§ EXERCISE BRIEF
In the entries that follow, find each line with the word "transport" and copy it.

-------------------------

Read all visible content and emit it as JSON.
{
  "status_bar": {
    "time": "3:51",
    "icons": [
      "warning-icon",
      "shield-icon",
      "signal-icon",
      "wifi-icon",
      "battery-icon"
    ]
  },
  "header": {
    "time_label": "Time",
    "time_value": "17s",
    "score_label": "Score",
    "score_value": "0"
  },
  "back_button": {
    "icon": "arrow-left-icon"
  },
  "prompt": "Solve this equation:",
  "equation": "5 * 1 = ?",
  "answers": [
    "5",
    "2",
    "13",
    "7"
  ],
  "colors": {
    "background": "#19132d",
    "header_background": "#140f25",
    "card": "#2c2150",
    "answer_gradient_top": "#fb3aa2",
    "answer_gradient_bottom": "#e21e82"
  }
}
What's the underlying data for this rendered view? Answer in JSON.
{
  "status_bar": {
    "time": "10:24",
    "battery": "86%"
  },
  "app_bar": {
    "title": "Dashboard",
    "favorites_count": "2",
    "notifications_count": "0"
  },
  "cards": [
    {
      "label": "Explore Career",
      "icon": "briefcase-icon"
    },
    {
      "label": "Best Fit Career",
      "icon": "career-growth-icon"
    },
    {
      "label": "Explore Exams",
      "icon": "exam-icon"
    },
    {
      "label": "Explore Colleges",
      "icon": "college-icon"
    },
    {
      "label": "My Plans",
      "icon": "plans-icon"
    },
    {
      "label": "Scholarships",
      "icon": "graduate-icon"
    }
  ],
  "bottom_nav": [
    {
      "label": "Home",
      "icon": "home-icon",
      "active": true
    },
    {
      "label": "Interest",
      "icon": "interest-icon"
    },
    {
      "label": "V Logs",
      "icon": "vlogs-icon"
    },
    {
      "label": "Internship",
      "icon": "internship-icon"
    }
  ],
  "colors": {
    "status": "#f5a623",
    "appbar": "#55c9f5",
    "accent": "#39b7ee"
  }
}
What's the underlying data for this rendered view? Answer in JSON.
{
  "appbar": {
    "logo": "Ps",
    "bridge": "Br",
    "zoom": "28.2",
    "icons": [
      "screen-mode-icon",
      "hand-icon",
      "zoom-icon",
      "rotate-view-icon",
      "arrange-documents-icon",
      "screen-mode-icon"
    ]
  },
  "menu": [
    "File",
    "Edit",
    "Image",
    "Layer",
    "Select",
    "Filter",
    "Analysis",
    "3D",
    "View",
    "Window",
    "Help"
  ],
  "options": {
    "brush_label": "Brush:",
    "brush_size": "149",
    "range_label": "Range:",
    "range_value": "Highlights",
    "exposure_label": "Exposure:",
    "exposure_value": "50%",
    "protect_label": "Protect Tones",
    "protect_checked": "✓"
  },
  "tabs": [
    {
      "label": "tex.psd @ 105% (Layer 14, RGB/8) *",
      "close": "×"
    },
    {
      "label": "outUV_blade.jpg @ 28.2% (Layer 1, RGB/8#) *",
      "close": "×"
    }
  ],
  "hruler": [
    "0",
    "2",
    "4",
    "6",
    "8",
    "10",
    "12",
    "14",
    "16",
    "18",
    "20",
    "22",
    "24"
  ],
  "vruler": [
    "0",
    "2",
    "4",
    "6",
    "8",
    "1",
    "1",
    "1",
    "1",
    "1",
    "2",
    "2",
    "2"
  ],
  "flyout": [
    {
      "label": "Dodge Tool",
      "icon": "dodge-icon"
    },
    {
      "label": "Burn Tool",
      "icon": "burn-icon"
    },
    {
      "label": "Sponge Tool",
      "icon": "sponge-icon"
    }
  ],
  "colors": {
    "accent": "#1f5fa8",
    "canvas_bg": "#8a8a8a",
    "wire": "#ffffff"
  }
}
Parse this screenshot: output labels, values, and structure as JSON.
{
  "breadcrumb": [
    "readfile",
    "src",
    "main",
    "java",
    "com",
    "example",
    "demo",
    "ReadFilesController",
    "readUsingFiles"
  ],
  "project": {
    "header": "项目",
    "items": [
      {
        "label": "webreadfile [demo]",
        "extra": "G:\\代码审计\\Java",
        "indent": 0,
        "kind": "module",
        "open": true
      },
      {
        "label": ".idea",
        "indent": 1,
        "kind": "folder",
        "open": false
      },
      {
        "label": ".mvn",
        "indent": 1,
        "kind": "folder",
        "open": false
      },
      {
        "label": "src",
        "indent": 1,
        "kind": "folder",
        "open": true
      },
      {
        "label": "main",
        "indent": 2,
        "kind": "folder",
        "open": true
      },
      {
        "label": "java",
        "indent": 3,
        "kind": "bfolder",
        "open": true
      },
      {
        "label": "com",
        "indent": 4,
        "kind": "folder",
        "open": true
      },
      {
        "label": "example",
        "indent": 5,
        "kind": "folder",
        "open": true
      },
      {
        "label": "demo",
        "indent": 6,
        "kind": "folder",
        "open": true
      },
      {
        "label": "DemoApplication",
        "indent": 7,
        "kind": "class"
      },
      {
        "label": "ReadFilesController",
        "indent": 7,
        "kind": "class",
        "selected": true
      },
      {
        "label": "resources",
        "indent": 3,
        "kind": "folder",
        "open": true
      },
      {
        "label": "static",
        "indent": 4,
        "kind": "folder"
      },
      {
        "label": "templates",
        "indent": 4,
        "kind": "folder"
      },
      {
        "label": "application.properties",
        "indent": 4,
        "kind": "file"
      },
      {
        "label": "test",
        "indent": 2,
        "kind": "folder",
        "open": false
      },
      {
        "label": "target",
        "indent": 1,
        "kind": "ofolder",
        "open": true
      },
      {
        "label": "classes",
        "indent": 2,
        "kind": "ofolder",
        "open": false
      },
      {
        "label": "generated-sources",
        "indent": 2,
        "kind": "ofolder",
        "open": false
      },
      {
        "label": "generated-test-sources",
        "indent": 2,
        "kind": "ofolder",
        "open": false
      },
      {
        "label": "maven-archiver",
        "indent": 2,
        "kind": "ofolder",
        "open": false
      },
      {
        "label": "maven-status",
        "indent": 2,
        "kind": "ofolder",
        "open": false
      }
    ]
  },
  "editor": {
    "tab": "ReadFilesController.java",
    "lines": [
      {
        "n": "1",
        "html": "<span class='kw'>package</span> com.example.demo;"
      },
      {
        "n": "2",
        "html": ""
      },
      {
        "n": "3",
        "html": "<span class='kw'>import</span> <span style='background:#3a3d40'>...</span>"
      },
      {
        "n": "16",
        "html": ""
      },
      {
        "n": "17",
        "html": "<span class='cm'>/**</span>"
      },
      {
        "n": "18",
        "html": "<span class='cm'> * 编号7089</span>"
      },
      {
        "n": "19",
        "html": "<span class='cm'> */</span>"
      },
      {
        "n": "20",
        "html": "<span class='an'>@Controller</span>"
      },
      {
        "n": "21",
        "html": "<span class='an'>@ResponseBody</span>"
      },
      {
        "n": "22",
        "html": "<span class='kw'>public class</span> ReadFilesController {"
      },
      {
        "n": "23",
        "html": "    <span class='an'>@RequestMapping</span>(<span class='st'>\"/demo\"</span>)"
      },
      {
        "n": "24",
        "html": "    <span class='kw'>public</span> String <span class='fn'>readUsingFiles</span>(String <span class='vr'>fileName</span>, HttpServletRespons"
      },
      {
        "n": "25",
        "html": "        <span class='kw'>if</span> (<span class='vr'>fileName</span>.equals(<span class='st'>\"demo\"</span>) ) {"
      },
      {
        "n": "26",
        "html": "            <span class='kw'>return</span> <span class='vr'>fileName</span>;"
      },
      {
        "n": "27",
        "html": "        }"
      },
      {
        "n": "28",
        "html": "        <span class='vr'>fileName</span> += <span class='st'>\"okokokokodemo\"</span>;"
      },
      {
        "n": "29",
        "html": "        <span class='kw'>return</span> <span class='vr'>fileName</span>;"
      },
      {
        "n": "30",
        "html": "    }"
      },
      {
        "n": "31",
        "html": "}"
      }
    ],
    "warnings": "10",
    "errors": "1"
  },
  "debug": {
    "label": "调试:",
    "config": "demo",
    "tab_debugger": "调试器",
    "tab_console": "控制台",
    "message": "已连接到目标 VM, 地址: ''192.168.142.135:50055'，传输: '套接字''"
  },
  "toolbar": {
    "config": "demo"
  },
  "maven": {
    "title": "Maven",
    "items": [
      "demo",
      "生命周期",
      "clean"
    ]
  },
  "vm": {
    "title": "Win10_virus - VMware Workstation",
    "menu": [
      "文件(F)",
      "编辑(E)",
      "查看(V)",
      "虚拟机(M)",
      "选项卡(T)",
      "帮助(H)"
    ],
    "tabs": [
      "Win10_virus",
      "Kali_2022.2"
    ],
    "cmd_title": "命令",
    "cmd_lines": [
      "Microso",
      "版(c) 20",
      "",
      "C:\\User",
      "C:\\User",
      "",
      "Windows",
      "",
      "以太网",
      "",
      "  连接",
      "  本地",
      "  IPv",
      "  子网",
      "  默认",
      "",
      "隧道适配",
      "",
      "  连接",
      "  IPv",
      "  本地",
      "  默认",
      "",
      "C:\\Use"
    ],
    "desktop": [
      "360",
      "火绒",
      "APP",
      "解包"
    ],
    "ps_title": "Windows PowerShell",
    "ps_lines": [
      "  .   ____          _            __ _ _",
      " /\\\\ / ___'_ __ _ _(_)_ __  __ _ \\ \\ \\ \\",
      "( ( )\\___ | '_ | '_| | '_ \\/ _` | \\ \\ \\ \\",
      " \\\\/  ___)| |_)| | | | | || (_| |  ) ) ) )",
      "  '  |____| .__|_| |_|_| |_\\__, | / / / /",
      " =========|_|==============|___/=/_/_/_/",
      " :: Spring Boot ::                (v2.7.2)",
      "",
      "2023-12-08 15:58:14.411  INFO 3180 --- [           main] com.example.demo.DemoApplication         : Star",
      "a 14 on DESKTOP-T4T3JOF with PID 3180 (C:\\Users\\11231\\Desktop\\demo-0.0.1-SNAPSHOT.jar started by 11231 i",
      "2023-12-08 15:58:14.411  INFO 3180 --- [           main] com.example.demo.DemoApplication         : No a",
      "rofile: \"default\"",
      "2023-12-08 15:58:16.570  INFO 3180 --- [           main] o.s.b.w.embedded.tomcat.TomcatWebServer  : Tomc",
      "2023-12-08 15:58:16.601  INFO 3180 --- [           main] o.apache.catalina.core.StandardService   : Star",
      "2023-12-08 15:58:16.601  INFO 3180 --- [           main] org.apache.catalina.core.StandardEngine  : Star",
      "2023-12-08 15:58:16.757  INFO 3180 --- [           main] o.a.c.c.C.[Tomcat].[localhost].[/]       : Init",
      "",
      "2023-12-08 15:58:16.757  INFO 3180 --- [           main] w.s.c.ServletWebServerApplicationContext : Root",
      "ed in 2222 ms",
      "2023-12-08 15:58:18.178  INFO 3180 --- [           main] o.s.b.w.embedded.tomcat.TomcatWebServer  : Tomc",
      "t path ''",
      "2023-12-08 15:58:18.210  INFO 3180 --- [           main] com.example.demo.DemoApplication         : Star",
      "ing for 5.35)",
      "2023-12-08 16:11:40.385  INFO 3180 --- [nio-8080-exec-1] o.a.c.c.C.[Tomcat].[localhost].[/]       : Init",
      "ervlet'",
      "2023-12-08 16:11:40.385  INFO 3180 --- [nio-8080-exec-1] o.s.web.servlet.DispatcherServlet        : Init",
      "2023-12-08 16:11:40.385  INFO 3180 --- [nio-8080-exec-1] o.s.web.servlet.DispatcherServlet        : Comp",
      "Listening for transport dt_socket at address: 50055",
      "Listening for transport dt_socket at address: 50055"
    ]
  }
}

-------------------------

§ WRITTEN RESPONSE
      "Listening for transport dt_socket at address: 50055",
      "Listening for transport dt_socket at address: 50055"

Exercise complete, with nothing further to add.